Reviews for Power of Negative Thinking : An Unconventional Approach to Achieving Positive Results
Booklist Reviews 2013 February #2
Knight's success as a college basketball coach is unquestioned. He was college basketball's Coach of the Year five times and won three NCAA championships. He's currently a basketball analyst for ESPN. Knight's success was built on preparation. Recognizing that offensive success could be fleeting, he always emphasized defense, which he describes as making the appropriate response to the negativity one can encounter on offense. So negative thinking about offense leads one to focus, as coaches and players, on defense. See? It's a conceit that lends itself more to a catchy title than an application in sports, life, or business. What we're really left with here is solid, commonsensical advice on preparation--how to move quickly from one success to the next challenge rather than basking in the afterglow, as well as how to use losses (failures) as inspiration while moving through life. Knight sprinkles personal anecdotes throughout to illustrate his points and concludes each chapter with a couple aphorisms he calls "Knight's Nuggets." (For example: "One more beer can't hurt . . . unless you're driving.") This is an easily digestible self-help book by a very successful man. The advice is generally useful, except for the Nuggets. Hold the Nuggets, next time, Mr. Knight. There's a negative you can build on. Copyright 2012 Booklist Reviews.
Kirkus Reviews 2013 February #2
With the assistance of co-author Hammel (The Bill Cook Story: Ready, Fire, Aim!, 2008, etc.), legendary college-basketball coach Knight (Knight: My Story, 2002), known for his anger management issues, sings the praises of negativity. Well into this book, it feels as though the word "negative" is a little too salty. Yes, there are plenty of negative-sounding commandments, but Knight comes across more as fiercely realistic and attentive. He obviously dislikes Norman Vincent Peale thinking (hence the book's title) and the irresponsible optimism of finding good everywhere--precisely because it doesn't involve thinking, but a failure to sensibly, actively engage.
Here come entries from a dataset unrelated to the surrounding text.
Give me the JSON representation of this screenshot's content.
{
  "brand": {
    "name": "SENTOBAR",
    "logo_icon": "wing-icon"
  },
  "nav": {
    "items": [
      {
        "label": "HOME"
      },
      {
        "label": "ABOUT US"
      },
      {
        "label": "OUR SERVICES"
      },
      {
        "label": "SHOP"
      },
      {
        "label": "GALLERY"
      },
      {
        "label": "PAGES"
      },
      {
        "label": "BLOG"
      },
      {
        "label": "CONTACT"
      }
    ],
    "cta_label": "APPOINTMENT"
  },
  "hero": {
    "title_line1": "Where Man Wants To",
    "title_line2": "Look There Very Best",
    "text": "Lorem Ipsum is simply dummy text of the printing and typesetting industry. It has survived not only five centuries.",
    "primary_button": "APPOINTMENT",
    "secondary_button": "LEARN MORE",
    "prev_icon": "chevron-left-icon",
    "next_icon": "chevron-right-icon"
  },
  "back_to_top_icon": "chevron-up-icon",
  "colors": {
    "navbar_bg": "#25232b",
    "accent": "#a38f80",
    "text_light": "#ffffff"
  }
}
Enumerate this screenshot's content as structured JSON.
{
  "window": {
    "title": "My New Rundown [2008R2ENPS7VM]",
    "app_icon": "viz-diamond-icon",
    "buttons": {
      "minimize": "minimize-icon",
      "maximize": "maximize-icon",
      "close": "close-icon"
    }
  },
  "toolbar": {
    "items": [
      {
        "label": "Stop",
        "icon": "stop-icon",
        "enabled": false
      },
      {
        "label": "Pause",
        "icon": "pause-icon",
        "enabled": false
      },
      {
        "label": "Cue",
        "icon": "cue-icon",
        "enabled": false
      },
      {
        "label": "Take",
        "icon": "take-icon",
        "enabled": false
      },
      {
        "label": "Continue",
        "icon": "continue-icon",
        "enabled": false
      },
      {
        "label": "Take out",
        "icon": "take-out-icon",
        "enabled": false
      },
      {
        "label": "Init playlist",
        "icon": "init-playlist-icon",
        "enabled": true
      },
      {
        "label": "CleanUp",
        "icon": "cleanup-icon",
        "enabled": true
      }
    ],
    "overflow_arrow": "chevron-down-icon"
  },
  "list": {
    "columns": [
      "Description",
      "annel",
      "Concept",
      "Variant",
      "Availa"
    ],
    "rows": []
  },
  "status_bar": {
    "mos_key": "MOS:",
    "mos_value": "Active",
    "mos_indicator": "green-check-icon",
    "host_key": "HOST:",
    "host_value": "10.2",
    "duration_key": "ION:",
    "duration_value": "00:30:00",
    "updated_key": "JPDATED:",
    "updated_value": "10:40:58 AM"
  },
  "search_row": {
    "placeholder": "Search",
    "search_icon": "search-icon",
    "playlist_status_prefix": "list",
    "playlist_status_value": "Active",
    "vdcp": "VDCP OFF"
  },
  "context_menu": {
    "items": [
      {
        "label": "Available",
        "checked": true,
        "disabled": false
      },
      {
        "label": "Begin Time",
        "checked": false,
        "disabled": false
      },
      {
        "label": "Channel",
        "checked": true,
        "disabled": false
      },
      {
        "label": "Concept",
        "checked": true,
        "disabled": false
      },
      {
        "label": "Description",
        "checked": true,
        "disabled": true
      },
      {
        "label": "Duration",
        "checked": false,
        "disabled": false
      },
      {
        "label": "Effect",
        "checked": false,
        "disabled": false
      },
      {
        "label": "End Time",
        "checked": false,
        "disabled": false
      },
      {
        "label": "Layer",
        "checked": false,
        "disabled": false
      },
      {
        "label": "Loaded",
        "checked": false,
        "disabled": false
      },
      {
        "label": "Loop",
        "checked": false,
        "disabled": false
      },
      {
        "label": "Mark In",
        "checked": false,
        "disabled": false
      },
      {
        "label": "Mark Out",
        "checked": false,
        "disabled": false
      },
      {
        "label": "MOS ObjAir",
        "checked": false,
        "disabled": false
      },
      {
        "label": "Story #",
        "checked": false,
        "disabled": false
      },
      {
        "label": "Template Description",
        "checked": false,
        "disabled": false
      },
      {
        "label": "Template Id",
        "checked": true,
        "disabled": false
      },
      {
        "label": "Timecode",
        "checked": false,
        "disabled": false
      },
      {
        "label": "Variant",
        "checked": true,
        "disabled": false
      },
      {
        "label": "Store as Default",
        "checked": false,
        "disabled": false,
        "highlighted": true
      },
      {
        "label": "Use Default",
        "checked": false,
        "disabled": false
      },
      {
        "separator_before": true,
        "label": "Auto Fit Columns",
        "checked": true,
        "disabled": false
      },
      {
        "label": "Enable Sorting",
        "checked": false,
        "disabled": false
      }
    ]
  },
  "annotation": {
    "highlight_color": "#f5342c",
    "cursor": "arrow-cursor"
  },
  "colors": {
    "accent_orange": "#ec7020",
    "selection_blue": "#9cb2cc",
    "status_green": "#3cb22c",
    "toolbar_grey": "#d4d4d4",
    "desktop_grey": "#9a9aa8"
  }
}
Knight writes with considerable bounce, and he relishes poking a sharp stick into the Pollyannaish clichés and platitudes of optimism: In response to that old chestnut, "Every dark cloud has a silver lining," Knight writes, "The cloud is what you'd better notice." But under the bluster and prickle is a common-sensical approach that is evidently effective if you are a basketball coach with a nose for winning. Despite the histrionics, the slap and choke, and chair throwing, Knight is the third-winningest coach in college-basketball history (he was just passed by Jim Boeheim). Knight counsels to question, worry, improve, do the research, exercise skepticism, avoid mistakes, talk less than you listen and be open to the new. The author is certainly not breaking any new ground here, but his advice is simple and energetic: Have the will to prepare to win; trust, but verify; if it looks too easy, you have a problem. A quick, negative-to-achieve manifesto that initially sounds like a bummer but turns out to be brightly anecdotal. Copyright Kirkus 2013 Kirkus/BPI Communications.All rights reserved.